The folks who brought you the Large Hadron Collider (LHC) and the experiments therein are now working to bring you an OHR, aka an Open Hardware Repository for all the collaborative electronics design you could possibly handle. For those of you that don’t know, CERN also has their very own Linux distribution based on Red Hat Enterprise Linux known as Scientific Linux CERN. It was the productivity of this project that inspired this newest effort, the group hoping now to bring this open source software development model to the hardware world.
This newest hardware project came about when the fine folks at CERN realized that there was no reason why the forward-thinking open-source software project based in LINUX should be the only one able to work in a community of leaders willing to collaborate for the greater good of the scientific world. CERN engineer and Open Hardware Repository founder Javier Serrano notes the following:
“For us, the drive towards open hardware was largely motivated by well-intentioned envy of our colleagues who develop Linux device drivers. They are part of a very large community of designers who share their knowledge and time in order to come up with the best possible operating system.

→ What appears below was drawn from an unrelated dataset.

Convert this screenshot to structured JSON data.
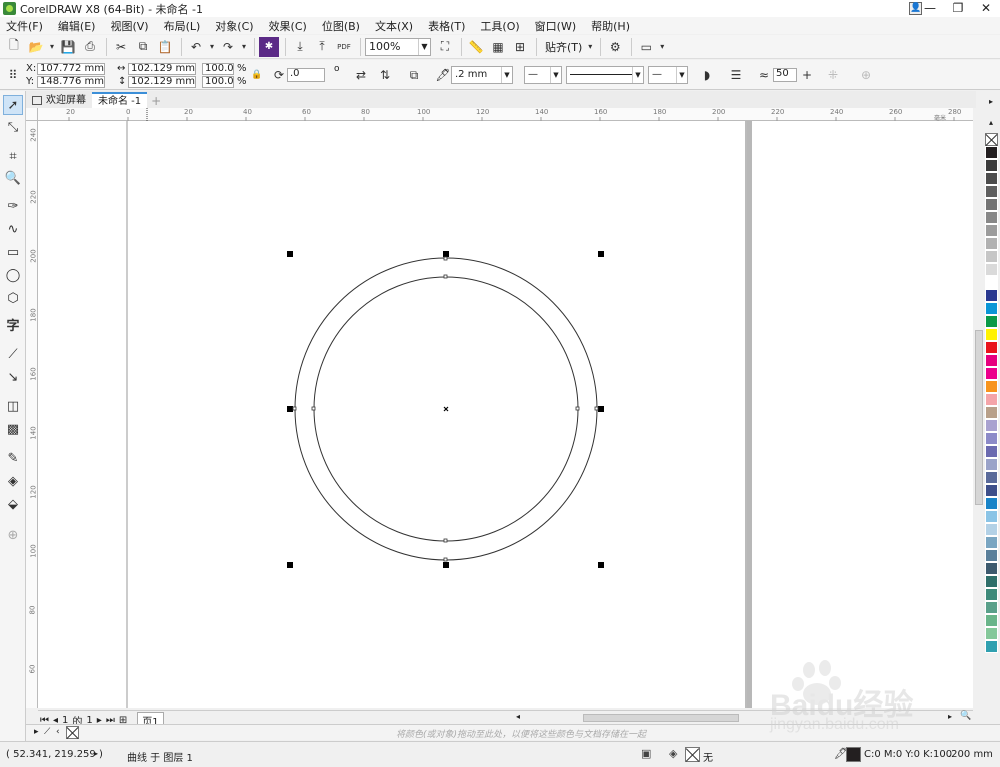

We felt that there was no intrinsic reason why hardware development should be any different.”
While this wont be the first open source hardware project, or indeed the first open hardware project to get a license, it’s certainly one of the more exciting ones, the CERN project being one of the better known scientific projects the world over in recent years – notoriety on such a level brings great minds, that much is true!
One example of an open hardware project that’s already well on its way is White Rabbit, a project initiated to build a specialized network switch for timing synchronization in complex control systems — like the kind used by the LHC. An overview of this project can be found at the OHR and here:
White Rabbit is a fully deterministic Ethernet-based network for general purpose data transfer and synchronization. The aim is to be able to synchronize ~1000 nodes with sub-ns accuracy over fiber and copper lengths of up to 10 km. The key technologies used are physical layer syntonization (clock recovery) and PTP (IEEE 1588).
Make a whole lot of sense to you, average citizen? This is why we need the greatest minds from around the engineering world working on such fabulous projects, and in an open way. Because all work done inside the greater project is done in a share-alike license agreement, it must be shared with the ability to study, modify, and redistribute.
Verzion 1.1 of the Open Hardware Repository was published this week, having originally been drafted back in March, now available for anyone to take a look at inside the OHR website.
You may further access CERN’s Open Hardware Repository at http://www.ohwr.org/ – use it wisely! Same goes for the LINUX project they’ve got going which you can find out more about at http://linux.web.cern.ch/linux/scientific6/ Currently available: BETA SLC 6.1 version is available as of 09.06.2011 – wins all around!
[via Ars Technica]